The book begins on a sombre note, on the main lawns of Mumbai’s CCI on December 13, 2018, when “his flute would not sing”. He was rushed to hospital the next day where three stents were inserted into his heart.
Thereafter, it adopts a rather unusual format – no chapters/heads but sections – as it takes the reader through various stages of Chaurasia’s life, ranging from his early days in Allahabad; his first job with AIR in Cuttack, where he also took his first steps as a composer; the years in Bombay when the Shiv-Hari (with Pandit Shivkumar Sharma) partnership took root; his obsession with becoming a student, even at his prime, of Pandit Ravi Shankar’s wife Annapurna Devi; his performances abroad, including at the Royal Albert Hall; an invitation from Holland’s Queen Beatrix to perform on her birthday as a present from her husband; rock versus raga when he played with Ian Anderson of Jethro Tull, his long association with the Rotterdam Conservatory and his creation of a symphony for the Birmingham Royal Ballet…the list is quite endless.

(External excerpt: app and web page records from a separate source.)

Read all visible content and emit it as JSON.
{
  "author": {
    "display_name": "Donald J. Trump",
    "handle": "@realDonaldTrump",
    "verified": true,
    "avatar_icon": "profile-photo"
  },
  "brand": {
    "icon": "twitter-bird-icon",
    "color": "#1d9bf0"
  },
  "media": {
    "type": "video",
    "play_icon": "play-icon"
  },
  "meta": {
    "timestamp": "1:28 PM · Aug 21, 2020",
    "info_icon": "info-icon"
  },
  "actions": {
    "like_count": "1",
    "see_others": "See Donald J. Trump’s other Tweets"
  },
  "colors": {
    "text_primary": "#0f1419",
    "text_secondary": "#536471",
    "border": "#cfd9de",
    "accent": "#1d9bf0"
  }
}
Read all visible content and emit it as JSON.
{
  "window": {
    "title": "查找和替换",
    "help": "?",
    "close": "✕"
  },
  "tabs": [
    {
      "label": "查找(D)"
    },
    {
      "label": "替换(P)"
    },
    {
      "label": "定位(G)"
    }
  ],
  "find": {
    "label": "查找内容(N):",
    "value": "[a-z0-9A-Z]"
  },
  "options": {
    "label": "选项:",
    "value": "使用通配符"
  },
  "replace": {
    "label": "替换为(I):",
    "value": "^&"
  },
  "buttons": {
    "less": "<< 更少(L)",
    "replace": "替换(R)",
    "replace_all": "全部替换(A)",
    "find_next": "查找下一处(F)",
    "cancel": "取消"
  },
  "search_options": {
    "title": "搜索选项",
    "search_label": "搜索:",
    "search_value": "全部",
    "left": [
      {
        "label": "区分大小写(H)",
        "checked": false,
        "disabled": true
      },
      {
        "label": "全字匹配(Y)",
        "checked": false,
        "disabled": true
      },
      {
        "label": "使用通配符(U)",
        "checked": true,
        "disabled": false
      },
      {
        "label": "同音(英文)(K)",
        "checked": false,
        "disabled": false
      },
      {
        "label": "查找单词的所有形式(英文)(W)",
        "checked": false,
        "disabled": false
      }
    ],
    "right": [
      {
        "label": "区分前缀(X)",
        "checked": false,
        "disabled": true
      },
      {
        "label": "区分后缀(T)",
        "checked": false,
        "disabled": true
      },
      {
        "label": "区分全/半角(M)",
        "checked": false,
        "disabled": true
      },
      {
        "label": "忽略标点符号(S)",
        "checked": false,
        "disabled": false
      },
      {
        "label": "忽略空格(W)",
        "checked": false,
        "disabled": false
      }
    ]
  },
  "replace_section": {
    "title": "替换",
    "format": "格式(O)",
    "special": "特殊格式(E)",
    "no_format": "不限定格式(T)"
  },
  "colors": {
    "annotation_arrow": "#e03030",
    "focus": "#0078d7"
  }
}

How did this format come about?
“In each of my books I try to approach my subject from an unusual angle. To make the reading more exciting and less predictable despite following a chronological format. This book is in small segments. It keeps the pace racy and goes against the supposition that a book about a serious classical musician should be sombre and heavy. I tried to capture Hariji’s personality in the format… he has so many facets, and showing them through anecdotes works better than explanations. The format kind of worked out by itself,” Saran told IANS in an email interview.
Why is the book narrated in the present tense?
“I was looking at his life as if it was a film I was watching. And the present tense made it seem real for me. I hoped it would be the same for readers. They could travel with Hariji through the years. It was something that happened naturally as I started writing. And I let it stay,” Saran said.
The conclusion is rather abrupt – Annapurna Devi’s death and Chaurasia’s tribute to her when the “joyous singing of his flute can be heard right through the night, ushering in the early hours of the morning”.
How come this?
“Well there is little drama in the life of anyone who in his 80s is still performing so I could not create it. Hariji comes across now as someone grateful to be able to teach and play to audiences across the world despite his health issues and his age. It is like the stillness of a tranquil lake in the moonlight. I brought the book to end on that mood. I am sorry if it seemed a let down – maybe TV dramas hone our expectations towards dramatic endings. This story had no scope for it, thank God,” Saran concluded.